* [Task instructions]
Find the lines in the records below that contain "color", and report each of them.

START Information shown

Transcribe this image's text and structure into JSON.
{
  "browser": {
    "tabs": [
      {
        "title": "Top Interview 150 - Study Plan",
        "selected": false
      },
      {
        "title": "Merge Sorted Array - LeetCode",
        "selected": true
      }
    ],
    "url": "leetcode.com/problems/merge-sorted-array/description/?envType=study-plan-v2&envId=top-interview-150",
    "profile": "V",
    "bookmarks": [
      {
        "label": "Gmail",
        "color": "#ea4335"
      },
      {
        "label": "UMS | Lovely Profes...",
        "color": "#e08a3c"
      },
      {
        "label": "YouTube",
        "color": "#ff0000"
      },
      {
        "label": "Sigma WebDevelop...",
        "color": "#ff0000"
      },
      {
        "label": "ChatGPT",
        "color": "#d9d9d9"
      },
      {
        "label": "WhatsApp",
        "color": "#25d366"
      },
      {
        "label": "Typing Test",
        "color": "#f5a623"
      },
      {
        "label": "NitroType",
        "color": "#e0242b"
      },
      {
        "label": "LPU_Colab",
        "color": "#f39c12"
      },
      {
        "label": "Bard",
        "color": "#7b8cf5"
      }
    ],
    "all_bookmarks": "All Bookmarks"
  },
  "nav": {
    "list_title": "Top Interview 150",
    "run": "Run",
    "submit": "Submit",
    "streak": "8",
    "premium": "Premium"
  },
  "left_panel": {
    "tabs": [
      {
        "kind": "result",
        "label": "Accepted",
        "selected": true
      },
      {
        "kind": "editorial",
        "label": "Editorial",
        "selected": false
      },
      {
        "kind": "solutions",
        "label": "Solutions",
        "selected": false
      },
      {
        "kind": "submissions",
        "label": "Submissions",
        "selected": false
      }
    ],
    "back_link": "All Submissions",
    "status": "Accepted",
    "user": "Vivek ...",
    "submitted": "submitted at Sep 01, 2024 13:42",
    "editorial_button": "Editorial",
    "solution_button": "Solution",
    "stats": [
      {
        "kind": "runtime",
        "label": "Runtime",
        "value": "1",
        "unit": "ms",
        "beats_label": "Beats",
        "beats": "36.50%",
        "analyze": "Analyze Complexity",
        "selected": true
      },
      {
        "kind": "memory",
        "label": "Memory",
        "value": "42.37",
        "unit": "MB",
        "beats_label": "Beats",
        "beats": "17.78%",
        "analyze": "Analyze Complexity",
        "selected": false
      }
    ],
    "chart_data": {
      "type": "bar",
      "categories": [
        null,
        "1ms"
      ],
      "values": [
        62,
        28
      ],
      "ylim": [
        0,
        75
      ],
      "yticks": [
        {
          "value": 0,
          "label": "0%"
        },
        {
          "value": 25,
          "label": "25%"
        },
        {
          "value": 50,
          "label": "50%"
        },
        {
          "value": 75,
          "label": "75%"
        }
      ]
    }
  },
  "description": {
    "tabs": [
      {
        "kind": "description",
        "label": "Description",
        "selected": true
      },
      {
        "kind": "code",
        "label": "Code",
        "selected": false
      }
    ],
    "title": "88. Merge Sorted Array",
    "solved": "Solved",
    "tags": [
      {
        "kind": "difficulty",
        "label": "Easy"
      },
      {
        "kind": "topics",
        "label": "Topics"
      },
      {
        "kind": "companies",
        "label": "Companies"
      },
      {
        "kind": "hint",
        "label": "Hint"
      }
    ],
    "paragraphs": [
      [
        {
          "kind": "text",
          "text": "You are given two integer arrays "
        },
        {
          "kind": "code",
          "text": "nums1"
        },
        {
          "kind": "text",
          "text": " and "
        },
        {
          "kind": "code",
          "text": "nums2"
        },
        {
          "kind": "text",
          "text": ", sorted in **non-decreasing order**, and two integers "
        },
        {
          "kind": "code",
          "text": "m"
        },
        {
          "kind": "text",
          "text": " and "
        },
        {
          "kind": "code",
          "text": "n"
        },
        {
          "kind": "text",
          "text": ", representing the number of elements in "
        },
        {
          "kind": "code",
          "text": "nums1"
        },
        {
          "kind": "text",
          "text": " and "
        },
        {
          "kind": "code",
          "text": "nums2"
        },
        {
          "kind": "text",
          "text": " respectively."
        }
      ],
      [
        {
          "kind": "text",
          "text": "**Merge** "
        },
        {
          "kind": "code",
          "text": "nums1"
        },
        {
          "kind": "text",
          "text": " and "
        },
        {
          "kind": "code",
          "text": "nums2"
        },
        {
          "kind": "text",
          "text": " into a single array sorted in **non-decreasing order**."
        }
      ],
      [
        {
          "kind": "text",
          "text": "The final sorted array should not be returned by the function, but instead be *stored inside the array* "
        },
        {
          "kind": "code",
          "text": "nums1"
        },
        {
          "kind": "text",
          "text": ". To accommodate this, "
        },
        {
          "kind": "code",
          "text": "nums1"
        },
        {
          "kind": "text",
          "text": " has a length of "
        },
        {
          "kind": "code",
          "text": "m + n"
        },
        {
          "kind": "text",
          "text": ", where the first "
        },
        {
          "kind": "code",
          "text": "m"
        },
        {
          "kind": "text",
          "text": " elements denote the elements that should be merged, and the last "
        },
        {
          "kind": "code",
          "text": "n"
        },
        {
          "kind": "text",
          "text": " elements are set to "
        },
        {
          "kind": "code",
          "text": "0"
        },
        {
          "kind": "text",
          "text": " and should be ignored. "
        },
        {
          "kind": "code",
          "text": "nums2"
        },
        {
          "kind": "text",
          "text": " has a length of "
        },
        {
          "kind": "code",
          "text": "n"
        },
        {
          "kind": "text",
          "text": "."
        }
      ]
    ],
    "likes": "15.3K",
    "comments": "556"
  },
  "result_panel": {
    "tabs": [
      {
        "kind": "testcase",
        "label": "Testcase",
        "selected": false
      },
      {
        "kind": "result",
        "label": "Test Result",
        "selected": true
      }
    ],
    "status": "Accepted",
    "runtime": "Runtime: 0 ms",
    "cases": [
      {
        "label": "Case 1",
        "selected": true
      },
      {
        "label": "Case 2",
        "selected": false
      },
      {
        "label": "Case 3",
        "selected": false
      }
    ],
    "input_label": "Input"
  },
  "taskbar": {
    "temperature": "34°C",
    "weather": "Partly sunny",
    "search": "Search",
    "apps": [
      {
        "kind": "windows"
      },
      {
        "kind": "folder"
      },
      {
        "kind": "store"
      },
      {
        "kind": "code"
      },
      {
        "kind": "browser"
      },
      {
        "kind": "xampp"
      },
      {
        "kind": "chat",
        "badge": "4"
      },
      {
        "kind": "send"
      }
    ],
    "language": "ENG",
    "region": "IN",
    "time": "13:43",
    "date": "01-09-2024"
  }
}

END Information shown

* [Response area]
        "color": "#ea4335"
        "color": "#e08a3c"
        "color": "#ff0000"
        "color": "#ff0000"
        "color": "#d9d9d9"
        "color": "#25d366"
        "color": "#f5a623"
        "color": "#e0242b"
        "color": "#f39c12"
        "color": "#7b8cf5"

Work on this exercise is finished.